Tips for Handling Pro Bono Family Abuse Prevention Act Cases

January 2011
By Judge Youlee You, Multnomah County Circuit Court.

One of the best ways for young lawyers to gain pro bono experience is to represent petitioners in contested Family Abuse Prevention Act (FAPA) hearings. Although these evidentiary hearings are conducted before judges and not juries, attorneys have the opportunity to prepare and present evidence, question witnesses, make objections and argue on their feet. Attorneys get good trial experience and good pro bono experience at the same time. Who could ask for more?

Although this is not an exhaustive list, here are a few tips from judges who routinely hear FAPA hearings:

  1. Outline the elements of the FAPA statute (ORS 107.710). Have a witness or exhibit to prove each element. Very often, this will be just the petitioner.

  2. Prepare succinct opening and closing statements.

  3. Familiarize yourself with the rules of evidence, which apply to these hearings. This is a good opportunity to exercise your knowledge of when the evidence code applies and learn when objecting is not necessary.

  4. Pictures of injuries and relevant recorded phone messages can be helpful. If the pictures are from a cell phone, have copies printed so that you have a useful exhibit and a better record for appeal.
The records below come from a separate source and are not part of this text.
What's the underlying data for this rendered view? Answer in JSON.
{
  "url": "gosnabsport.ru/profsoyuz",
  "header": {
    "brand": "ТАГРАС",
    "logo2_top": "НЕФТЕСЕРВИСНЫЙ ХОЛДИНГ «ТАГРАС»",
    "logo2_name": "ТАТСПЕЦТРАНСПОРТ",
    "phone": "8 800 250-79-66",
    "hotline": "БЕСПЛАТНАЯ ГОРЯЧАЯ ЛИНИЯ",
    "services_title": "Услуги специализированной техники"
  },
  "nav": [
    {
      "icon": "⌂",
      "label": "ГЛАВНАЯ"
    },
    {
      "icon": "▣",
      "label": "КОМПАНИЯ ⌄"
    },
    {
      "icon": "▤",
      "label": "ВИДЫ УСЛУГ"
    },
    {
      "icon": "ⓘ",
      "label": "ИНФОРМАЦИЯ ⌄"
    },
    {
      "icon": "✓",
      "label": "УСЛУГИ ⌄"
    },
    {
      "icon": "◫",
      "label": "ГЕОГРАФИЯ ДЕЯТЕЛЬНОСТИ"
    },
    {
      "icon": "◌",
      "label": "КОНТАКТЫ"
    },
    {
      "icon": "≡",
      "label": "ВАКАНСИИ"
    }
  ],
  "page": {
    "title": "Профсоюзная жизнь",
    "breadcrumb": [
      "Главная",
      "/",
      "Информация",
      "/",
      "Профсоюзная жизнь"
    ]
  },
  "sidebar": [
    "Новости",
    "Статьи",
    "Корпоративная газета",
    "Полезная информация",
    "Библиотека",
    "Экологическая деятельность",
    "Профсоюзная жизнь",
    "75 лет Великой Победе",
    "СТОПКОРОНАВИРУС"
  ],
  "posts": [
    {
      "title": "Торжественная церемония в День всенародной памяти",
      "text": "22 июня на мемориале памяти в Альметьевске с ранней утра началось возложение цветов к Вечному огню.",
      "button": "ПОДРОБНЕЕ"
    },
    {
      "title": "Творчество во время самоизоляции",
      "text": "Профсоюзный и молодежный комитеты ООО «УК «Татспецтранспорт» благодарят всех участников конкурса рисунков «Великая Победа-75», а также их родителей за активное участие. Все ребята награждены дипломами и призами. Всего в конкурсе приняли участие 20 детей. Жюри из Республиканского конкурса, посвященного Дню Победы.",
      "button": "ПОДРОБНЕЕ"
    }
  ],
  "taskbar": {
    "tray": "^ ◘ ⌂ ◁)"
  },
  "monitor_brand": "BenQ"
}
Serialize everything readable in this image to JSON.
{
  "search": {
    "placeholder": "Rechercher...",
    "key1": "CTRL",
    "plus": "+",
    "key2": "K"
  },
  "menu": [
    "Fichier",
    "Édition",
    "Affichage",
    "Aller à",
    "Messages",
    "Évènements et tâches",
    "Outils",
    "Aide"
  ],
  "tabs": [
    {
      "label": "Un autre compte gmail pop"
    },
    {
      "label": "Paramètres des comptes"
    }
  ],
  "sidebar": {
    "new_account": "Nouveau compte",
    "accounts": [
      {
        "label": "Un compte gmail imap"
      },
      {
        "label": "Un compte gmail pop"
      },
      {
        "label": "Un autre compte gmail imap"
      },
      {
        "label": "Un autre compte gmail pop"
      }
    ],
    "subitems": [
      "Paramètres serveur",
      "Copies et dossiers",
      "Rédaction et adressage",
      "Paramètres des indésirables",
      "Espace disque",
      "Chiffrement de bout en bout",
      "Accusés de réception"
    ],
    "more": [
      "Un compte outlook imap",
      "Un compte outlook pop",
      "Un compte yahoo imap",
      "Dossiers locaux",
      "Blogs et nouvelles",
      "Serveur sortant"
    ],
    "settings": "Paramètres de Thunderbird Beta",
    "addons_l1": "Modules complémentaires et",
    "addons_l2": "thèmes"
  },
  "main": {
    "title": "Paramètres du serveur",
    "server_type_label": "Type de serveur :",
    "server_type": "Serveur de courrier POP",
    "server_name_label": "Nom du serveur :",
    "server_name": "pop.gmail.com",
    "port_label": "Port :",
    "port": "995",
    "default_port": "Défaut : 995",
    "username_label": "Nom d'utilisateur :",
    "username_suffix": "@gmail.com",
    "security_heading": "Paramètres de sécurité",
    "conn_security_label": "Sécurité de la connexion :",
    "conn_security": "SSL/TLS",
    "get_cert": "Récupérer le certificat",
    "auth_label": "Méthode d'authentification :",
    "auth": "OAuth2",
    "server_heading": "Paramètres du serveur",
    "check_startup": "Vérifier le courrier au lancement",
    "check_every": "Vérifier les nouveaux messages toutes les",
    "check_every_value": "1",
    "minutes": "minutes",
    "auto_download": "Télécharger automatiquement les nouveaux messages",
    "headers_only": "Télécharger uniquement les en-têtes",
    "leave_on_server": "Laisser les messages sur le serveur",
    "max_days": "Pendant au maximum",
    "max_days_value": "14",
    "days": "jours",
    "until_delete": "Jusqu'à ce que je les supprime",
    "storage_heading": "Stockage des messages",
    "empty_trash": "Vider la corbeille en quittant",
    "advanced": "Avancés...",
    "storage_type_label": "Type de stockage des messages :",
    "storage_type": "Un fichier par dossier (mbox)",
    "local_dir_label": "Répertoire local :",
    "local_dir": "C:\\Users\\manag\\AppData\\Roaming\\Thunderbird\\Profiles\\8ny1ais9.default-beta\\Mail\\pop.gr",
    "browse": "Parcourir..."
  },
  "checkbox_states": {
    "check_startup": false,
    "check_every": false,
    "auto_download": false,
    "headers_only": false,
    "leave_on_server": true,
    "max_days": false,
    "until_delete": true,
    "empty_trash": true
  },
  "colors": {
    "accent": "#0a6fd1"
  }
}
  5. Don't panic when the evidence is different from what your client told you. Maintain focus and reassess your case as the evidence unfolds.

  6. If you show up for the hearing and the respondent has witnesses or discovery that you were not aware of and you need more time to refute it, ask for additional time.

  7. Do not get caught up in all of the parties' issues, as many of them are not related to FAPA, for example, parenting practices (as opposed to parenting time), financial issues, property issues, etc.

  8. Cases that will take longer than 45 minutes must be put on the domestic relations trial assignment docket (domestic relations call). The ordinary FAPA docket has up to six hearings every Monday and Thursday at 9 a.m. and 2:30 p.m., and therefore cannot accommodate cases that are longer than 45 minutes.

  9. Be creative regarding parenting time. Is there a relative, friend or other safe and neutral third party that can help the parties reach a parenting time solution that works all involved and keeps your client safe?

  10. Speaking of safety, make sure that you exercise appropriate safety precautions inside and outside of the courtroom. If you have concerns about your client's safety, ask the court to have the respondent remain in the courtroom for 15 minutes so that your client can leave the building without running into the respondent in the elevator or on the street outside the courthouse.

  11. Does your client need an interpreter? Make sure to contact Interpreter Services well in advance of the hearing date. Interpreters have busy schedules and are not always available. Additionally, some interpreters need to be flown in from other states, depending on the language.

If you are interested in volunteering, contact Catherine Yarnes at Legal Aid Services of Oregon, 503.224.4086, probono@lasoregon.org.

Many thanks to all of the attorneys who have generously committed their time and energy to these cases. Also, special thanks to the Multnomah County family court judges for their suggestions and tips for this article.